**PROMPT:** For the data below, report how many lines include the word "What", and write nothing else.

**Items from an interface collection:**
---*---
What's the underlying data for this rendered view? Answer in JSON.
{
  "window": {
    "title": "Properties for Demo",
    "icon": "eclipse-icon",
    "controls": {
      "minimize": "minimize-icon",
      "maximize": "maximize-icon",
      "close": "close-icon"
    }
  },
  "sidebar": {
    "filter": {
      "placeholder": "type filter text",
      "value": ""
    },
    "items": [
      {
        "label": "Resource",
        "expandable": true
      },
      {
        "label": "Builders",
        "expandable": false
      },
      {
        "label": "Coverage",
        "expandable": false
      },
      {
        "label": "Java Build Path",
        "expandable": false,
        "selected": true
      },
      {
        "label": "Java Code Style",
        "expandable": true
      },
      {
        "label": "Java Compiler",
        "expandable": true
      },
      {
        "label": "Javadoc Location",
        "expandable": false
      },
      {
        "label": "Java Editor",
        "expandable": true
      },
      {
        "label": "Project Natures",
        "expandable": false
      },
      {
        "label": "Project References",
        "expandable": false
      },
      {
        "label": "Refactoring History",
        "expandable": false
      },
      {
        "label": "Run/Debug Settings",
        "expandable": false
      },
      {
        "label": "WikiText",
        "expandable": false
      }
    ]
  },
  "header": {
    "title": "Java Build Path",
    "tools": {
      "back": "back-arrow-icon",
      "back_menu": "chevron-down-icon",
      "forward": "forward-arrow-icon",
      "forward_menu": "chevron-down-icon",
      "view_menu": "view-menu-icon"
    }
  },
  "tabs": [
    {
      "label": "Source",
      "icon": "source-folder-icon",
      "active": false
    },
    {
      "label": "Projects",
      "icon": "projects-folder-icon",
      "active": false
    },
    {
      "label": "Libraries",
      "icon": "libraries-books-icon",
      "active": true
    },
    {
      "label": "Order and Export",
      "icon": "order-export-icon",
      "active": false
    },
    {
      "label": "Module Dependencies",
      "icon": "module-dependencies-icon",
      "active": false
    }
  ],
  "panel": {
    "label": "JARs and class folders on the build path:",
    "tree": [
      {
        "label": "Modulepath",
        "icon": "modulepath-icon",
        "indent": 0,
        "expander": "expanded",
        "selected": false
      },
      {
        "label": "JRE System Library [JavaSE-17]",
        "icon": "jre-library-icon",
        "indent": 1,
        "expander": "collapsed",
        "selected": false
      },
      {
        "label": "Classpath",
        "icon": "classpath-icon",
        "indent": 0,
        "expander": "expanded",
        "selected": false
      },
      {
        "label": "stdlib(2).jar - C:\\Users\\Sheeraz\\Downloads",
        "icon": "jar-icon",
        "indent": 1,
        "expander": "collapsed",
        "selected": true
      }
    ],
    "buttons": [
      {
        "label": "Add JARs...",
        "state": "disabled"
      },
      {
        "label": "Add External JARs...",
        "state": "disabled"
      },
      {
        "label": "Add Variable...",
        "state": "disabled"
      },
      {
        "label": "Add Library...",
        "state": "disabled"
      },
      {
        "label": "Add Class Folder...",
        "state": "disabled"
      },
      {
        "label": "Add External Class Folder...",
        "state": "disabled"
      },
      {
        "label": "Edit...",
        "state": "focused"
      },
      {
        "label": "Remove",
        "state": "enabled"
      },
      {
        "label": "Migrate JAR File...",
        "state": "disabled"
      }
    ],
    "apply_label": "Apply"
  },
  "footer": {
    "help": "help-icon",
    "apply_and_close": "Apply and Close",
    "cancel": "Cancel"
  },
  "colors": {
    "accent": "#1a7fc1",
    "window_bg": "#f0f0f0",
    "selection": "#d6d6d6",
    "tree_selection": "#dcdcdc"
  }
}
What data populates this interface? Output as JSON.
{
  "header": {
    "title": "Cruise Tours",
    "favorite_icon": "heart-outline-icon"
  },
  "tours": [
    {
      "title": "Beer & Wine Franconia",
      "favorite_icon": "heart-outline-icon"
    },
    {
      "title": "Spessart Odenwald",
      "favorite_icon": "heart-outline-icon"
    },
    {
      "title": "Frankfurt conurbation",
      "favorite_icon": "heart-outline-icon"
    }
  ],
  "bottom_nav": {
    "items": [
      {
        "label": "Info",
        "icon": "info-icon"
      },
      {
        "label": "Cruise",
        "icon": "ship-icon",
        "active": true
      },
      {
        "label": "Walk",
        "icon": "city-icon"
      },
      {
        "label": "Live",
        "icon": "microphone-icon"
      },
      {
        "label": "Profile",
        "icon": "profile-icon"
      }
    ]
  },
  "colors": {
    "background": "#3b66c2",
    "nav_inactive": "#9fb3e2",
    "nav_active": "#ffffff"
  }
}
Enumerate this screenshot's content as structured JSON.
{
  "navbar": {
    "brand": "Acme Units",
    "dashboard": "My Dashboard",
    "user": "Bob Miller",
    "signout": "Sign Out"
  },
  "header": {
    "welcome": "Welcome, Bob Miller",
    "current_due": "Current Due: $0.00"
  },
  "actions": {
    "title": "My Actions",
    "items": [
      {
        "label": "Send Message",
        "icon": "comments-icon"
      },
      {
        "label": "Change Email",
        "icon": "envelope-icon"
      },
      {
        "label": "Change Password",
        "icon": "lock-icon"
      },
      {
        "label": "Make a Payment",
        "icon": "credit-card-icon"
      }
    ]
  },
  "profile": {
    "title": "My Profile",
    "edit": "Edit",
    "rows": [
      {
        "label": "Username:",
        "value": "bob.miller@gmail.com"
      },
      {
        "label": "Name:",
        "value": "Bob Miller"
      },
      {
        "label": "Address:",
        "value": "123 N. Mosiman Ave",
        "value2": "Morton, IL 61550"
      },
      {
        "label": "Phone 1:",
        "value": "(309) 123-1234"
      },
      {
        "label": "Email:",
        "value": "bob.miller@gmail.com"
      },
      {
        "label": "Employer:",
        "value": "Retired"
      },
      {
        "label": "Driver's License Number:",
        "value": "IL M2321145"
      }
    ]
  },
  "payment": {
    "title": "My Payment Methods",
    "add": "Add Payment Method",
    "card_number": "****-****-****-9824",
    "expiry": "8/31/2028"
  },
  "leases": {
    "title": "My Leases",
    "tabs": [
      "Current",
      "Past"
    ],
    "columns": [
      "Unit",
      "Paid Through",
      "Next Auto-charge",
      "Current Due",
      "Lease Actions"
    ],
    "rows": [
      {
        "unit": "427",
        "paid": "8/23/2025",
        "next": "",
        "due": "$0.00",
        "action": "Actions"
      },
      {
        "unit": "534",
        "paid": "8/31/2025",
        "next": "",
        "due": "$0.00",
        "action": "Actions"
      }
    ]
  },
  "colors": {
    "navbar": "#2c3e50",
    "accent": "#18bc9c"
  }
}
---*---
**SOLUTION TO THIS TASK:** 2